Inquire about different contractors until you find one with the necessary professionalism and recommendations to get the job done on budget and on time.

Evaluate Your Finances

Assess the current status of your finances and figure out how much of the improvement projects you can afford using your savings.

Check Your Credit History

Keeping on top with your credit history can help you acquire a loan with better rates. It will make it easy for you to stay ahead down the road.

Consider an Appraisal

It may only be relevant if you’re after a home equity loan, but it can be essential to the amount of money you’ll need to take out in loans, regardless if you get approved or not. Appraising your property will also help you keep the interest regarding your loan’s size.

Decide What’s More Important to You

Some people prefer to pay more each month on a shorter term loan in order to pay less interest, while others would rather pay more interest with a lower monthly payment. It’s up to you to decide which one is the most feasible option for you.

Figure out What you Need

Cost overruns are inevitable, especially in home improvement projects. But, the more you prepare for it, the better. You can get a better idea of what you can afford, helping you decide which renovations can wait and which should go first through going deep into the details of what you need to pay for.
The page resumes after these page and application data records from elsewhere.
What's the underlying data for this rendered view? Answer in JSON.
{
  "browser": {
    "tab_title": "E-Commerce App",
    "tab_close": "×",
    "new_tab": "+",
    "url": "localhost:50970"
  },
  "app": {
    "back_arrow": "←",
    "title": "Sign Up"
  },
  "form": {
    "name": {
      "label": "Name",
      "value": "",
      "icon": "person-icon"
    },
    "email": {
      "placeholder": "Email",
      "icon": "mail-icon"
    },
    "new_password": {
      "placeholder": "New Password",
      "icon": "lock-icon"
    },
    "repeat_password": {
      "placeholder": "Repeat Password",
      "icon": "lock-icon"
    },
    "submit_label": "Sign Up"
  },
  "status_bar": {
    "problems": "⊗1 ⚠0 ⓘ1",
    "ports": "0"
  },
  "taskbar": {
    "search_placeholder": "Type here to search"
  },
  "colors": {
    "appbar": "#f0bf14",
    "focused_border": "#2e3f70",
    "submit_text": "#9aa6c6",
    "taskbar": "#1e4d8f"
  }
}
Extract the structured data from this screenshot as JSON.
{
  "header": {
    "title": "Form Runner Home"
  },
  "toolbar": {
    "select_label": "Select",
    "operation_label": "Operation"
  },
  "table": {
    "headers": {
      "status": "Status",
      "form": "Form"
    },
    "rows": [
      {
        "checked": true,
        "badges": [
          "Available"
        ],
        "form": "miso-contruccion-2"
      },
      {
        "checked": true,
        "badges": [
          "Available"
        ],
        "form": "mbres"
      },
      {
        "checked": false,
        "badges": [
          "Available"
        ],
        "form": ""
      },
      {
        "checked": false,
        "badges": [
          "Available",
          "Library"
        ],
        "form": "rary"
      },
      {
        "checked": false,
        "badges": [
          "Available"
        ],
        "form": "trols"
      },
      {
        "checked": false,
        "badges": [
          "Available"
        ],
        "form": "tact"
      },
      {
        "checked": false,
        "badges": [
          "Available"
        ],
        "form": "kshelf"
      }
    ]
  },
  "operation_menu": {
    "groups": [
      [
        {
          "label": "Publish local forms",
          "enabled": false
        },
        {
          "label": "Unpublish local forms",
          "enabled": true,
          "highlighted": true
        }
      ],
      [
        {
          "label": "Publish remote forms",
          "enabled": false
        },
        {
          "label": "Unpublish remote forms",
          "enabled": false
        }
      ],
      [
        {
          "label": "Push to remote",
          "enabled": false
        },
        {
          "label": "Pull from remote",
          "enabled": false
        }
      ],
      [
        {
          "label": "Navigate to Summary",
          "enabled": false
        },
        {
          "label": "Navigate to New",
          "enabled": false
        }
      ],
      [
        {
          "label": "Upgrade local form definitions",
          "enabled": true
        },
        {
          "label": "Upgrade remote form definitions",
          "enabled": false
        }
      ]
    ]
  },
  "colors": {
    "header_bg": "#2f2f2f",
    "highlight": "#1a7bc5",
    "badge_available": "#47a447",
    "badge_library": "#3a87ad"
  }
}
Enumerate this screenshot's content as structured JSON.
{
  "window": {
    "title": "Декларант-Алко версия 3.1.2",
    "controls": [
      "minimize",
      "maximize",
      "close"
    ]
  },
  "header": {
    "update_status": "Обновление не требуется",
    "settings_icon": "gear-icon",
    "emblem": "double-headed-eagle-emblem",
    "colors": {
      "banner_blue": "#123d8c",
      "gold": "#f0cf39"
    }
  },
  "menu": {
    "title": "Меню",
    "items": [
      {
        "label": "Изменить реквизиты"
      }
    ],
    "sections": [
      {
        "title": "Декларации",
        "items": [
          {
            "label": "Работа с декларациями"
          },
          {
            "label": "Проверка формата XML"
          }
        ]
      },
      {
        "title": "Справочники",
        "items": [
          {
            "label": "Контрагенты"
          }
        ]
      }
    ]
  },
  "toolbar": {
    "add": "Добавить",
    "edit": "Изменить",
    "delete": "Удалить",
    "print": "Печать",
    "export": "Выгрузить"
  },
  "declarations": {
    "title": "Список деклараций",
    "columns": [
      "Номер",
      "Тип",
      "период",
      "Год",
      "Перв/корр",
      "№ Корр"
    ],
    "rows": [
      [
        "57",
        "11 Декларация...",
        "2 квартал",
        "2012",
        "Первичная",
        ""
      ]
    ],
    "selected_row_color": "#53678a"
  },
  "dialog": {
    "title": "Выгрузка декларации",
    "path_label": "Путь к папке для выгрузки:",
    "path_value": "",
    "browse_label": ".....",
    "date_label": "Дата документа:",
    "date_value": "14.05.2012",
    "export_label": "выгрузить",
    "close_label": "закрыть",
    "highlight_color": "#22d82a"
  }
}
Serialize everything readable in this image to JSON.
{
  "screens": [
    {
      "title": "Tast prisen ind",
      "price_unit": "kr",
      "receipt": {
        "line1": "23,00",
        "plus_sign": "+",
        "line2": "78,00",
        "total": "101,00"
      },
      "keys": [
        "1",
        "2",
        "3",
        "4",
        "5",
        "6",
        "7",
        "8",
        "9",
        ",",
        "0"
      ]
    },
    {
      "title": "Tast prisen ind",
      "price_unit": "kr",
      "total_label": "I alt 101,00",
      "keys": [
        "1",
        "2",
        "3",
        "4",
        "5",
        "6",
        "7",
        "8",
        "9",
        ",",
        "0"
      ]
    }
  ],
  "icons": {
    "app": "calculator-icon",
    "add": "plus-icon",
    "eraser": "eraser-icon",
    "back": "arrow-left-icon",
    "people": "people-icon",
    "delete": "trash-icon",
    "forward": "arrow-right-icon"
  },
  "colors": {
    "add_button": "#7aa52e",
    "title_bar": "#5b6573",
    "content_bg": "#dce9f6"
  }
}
Shop Around

It goes without saying, but it’s essential to hire a contractor you trust. It will help ensure that you get the best value for your buck and stay within budget.

Takeaway

With the availability of different home improvement loan options in the market, there’s no more reason for you to put on hold those renovation projects you’ve been planning for a long time. Find out what loan type will suit the kind of work you want to get done, what it should cost you, and then comb the web.

The 7 Best Loan Options for Your Home Improvement Projects

About Anita Clark Realtor

Anita Clark has written 612 posts on this blog.

by Anita Clark Anita is a residential Real Estate Agent in Warner Robins Georgia, with Coldwell Banker SSK Realtors (478) 953-8595, aiding buyers and sellers with all their real estate questions on her Warner Robins blog.